**What you are asked to do:** Where in the data below does the word "Windows" appear? Copy each line that holds it.

▬▬▬▬▬▬

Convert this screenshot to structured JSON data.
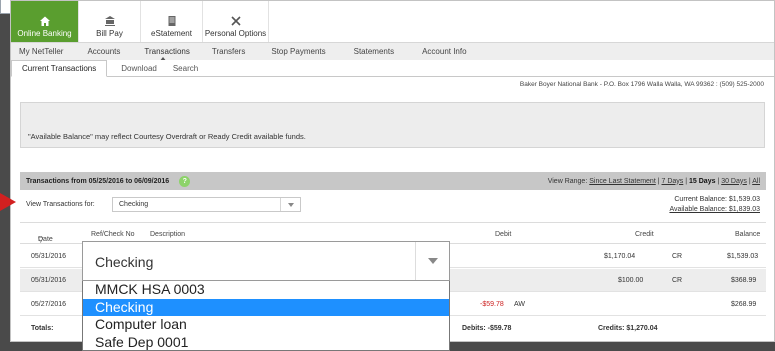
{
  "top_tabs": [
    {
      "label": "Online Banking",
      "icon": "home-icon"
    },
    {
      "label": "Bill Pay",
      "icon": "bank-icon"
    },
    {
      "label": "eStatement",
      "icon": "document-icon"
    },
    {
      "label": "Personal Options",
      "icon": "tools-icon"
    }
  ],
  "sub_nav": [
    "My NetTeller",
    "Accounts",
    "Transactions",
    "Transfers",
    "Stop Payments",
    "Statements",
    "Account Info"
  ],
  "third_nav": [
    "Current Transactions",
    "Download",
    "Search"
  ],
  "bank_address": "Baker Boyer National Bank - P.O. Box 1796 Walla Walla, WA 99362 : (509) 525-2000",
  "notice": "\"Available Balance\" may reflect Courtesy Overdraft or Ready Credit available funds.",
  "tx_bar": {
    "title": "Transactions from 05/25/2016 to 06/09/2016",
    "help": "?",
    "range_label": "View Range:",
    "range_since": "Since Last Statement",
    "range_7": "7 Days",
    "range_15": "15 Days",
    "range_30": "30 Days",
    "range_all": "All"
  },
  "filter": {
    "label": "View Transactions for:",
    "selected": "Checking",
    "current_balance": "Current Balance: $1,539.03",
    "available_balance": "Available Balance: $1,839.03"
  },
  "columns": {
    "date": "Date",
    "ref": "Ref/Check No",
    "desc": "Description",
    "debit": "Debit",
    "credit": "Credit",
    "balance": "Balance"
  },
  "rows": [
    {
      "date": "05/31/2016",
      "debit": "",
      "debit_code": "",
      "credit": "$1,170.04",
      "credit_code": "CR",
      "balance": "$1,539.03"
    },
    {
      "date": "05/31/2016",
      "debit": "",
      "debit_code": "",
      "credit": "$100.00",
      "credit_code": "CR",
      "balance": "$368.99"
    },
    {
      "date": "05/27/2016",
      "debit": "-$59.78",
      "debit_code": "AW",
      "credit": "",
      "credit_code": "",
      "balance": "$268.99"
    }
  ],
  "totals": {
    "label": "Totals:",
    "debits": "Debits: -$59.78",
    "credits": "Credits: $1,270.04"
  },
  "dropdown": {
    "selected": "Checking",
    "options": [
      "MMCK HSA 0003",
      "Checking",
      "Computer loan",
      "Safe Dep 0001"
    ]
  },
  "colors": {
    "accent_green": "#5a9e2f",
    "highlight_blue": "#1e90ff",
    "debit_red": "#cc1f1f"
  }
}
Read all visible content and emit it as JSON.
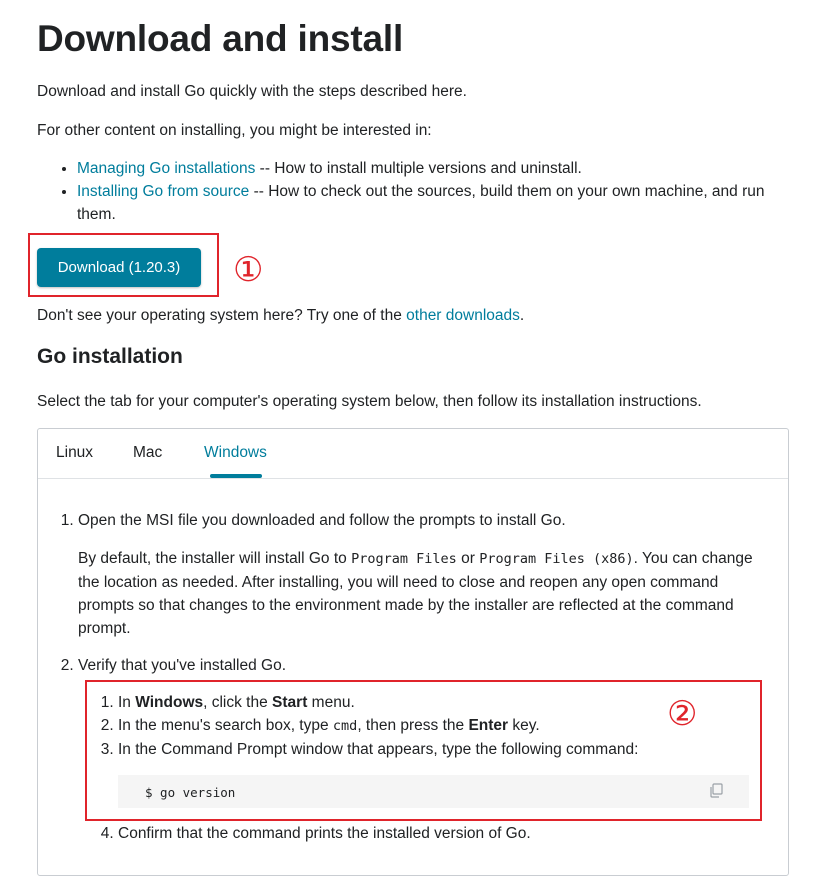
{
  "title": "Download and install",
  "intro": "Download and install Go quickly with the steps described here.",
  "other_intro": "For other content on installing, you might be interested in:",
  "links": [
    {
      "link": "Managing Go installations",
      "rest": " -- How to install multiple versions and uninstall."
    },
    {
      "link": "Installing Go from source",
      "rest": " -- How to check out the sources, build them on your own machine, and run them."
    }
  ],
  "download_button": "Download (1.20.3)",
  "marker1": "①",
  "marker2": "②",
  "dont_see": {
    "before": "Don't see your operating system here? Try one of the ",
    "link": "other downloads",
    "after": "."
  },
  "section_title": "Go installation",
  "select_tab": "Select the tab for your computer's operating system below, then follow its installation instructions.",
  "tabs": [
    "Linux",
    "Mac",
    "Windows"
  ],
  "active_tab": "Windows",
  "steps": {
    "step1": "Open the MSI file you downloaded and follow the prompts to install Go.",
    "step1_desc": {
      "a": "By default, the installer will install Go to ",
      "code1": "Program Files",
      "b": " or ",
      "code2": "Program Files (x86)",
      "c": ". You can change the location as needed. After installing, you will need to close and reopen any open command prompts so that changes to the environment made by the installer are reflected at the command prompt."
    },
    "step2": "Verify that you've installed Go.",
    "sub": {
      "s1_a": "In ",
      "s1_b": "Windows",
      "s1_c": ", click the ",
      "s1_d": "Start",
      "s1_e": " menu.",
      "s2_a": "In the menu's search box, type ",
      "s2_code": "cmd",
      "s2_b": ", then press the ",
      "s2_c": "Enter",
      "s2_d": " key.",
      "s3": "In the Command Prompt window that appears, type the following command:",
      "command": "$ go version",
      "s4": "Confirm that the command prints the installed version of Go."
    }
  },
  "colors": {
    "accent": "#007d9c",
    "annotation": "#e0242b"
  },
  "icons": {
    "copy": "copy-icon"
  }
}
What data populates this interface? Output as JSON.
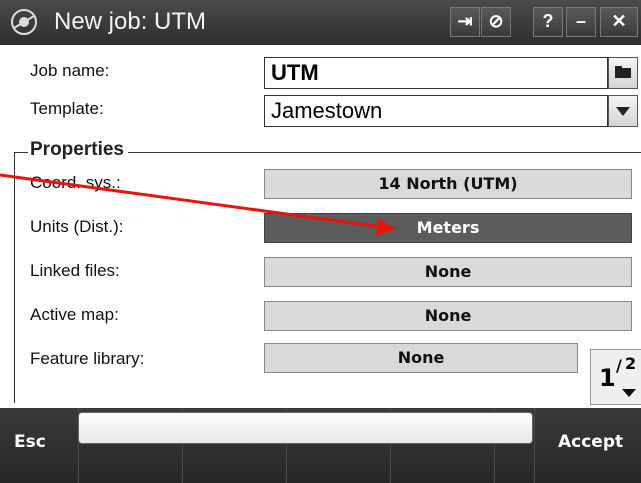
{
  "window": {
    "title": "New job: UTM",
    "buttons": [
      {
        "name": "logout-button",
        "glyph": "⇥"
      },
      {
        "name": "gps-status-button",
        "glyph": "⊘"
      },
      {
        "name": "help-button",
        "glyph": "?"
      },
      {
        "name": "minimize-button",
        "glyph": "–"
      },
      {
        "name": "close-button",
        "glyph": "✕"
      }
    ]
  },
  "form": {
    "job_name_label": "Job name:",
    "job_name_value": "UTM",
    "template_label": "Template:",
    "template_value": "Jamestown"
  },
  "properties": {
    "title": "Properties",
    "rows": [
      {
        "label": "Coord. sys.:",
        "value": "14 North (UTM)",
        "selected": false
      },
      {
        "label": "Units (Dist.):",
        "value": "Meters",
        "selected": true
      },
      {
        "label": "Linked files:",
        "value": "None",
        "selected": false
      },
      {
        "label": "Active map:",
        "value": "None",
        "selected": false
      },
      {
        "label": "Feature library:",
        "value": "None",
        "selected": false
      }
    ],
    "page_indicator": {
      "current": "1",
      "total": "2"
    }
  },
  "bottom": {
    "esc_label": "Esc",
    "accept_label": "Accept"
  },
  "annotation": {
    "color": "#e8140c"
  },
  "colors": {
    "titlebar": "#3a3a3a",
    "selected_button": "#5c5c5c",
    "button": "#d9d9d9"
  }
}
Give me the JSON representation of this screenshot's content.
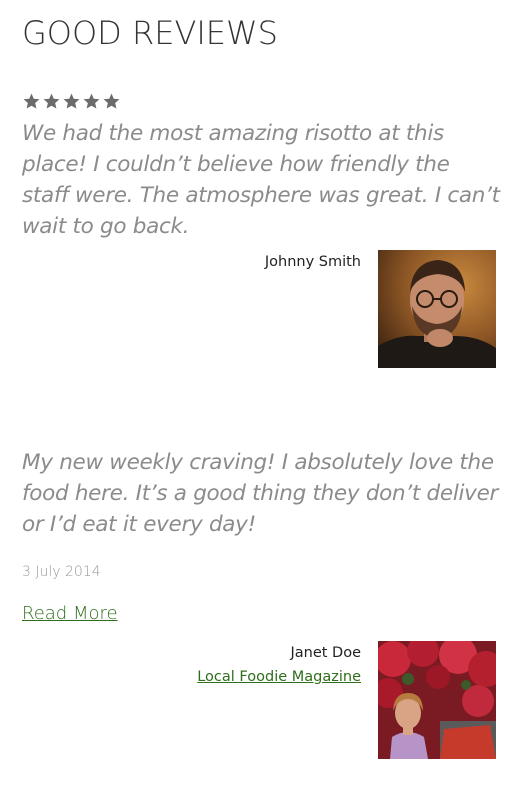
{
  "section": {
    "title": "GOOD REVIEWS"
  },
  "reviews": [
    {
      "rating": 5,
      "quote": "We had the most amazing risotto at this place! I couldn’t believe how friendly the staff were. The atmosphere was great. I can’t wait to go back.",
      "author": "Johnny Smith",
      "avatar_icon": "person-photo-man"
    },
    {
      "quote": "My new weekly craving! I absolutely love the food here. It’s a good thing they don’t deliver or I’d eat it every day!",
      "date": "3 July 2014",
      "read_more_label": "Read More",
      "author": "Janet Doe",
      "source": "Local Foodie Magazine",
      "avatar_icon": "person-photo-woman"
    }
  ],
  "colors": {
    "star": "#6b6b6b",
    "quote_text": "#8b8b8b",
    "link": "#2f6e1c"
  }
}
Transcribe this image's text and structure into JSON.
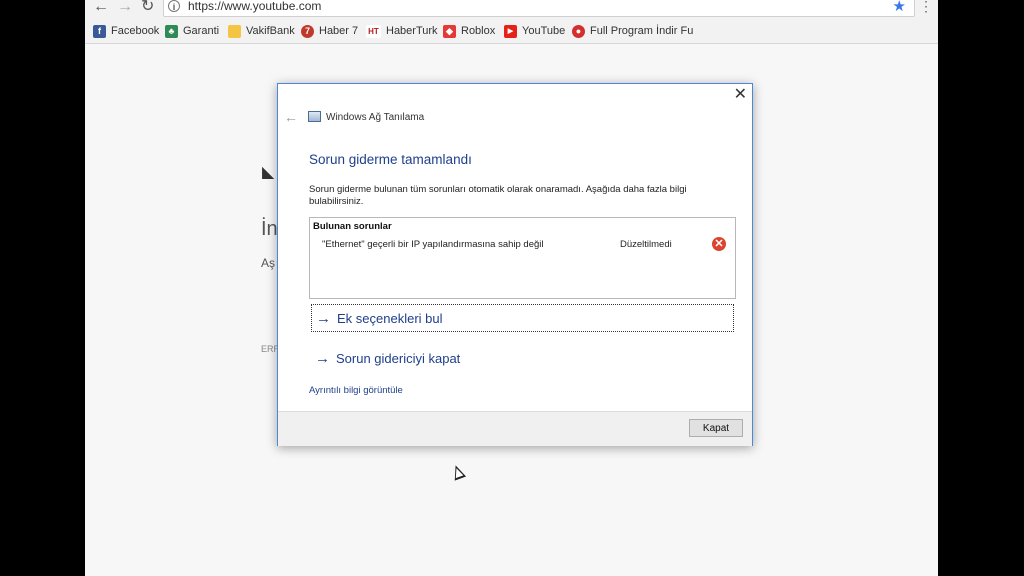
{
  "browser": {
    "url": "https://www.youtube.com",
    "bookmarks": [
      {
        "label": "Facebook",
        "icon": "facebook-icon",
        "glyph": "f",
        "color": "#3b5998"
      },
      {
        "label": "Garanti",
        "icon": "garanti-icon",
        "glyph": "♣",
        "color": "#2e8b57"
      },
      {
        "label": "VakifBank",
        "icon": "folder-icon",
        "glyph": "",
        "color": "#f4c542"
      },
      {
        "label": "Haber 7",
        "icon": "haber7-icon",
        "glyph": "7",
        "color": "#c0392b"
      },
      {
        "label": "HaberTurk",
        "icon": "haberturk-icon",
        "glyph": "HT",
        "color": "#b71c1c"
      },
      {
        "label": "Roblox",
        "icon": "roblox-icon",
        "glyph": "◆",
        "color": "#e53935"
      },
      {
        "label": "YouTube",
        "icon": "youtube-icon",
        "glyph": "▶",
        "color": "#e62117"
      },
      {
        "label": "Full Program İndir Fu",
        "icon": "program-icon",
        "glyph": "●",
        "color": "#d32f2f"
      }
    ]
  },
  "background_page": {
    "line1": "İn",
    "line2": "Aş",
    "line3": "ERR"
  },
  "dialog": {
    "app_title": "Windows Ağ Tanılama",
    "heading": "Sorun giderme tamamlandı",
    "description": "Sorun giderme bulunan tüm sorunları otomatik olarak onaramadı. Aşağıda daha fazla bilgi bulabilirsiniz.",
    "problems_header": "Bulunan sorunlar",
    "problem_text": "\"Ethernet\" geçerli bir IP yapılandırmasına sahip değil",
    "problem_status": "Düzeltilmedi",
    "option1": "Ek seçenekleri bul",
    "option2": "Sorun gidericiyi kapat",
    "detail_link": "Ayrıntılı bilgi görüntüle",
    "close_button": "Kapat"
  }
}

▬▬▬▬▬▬

**Written answer:**
    "Windows"
  "active_tab": "Windows",
      "s1_b": "Windows",
    "app_title": "Windows Ağ Tanılama",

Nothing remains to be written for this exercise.